**YOUR GOAL:** Wherever the word "figure" shows up in the data, report the line it sits in.

**DATA TO PROCESS:**
Start of Block
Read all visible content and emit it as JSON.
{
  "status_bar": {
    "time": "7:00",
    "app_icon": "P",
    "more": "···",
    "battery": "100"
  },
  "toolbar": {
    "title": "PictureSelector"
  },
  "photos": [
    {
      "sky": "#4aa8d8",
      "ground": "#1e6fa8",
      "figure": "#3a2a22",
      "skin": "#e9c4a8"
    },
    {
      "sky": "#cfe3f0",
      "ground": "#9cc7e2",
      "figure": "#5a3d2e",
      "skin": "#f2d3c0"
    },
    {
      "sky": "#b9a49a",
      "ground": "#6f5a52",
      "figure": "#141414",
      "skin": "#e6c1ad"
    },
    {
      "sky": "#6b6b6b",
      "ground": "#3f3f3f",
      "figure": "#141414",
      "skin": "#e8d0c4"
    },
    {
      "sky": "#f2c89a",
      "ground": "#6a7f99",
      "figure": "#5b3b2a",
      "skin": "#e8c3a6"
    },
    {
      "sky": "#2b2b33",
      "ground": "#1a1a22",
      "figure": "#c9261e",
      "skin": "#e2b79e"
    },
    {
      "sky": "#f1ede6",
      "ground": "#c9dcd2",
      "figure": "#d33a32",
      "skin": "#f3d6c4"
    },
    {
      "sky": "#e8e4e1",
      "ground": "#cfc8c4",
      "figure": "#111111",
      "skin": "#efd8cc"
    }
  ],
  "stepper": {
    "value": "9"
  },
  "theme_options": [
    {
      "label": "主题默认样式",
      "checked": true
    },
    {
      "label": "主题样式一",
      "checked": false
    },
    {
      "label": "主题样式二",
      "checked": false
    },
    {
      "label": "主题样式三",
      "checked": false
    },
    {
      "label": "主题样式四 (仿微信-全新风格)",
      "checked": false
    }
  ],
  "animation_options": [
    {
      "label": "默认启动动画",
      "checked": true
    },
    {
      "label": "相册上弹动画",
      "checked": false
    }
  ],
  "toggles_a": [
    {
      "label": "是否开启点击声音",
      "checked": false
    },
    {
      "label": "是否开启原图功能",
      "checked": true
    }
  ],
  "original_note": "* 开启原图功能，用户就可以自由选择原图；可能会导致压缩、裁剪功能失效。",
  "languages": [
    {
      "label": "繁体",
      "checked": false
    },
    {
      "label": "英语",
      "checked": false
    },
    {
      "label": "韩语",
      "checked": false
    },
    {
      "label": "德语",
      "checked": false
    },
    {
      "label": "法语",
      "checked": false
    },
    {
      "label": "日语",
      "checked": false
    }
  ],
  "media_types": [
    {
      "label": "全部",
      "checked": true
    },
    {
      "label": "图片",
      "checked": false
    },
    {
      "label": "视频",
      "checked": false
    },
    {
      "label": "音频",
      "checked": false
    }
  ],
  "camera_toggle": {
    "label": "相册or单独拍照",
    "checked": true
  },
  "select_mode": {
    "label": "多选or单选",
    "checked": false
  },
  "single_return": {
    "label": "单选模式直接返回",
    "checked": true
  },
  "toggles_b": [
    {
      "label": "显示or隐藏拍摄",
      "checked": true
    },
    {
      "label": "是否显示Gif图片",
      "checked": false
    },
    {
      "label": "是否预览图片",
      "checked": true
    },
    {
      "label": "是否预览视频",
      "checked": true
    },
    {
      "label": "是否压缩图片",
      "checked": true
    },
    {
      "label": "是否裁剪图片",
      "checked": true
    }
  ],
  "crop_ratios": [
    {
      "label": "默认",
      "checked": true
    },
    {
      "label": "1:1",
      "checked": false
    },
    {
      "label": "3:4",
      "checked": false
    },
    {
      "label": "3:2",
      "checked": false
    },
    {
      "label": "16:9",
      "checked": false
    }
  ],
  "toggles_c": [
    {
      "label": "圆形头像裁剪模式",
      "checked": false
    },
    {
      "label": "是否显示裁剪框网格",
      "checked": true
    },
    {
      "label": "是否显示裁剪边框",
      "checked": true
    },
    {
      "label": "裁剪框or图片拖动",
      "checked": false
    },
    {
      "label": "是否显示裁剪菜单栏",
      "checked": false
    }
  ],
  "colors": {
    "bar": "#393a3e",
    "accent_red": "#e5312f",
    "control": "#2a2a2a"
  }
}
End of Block
**EXERCISE SOLUTION:**
      "figure": "#3a2a22",
      "figure": "#5a3d2e",
      "figure": "#141414",
      "figure": "#141414",
      "figure": "#5b3b2a",
      "figure": "#c9261e",
      "figure": "#d33a32",
      "figure": "#111111",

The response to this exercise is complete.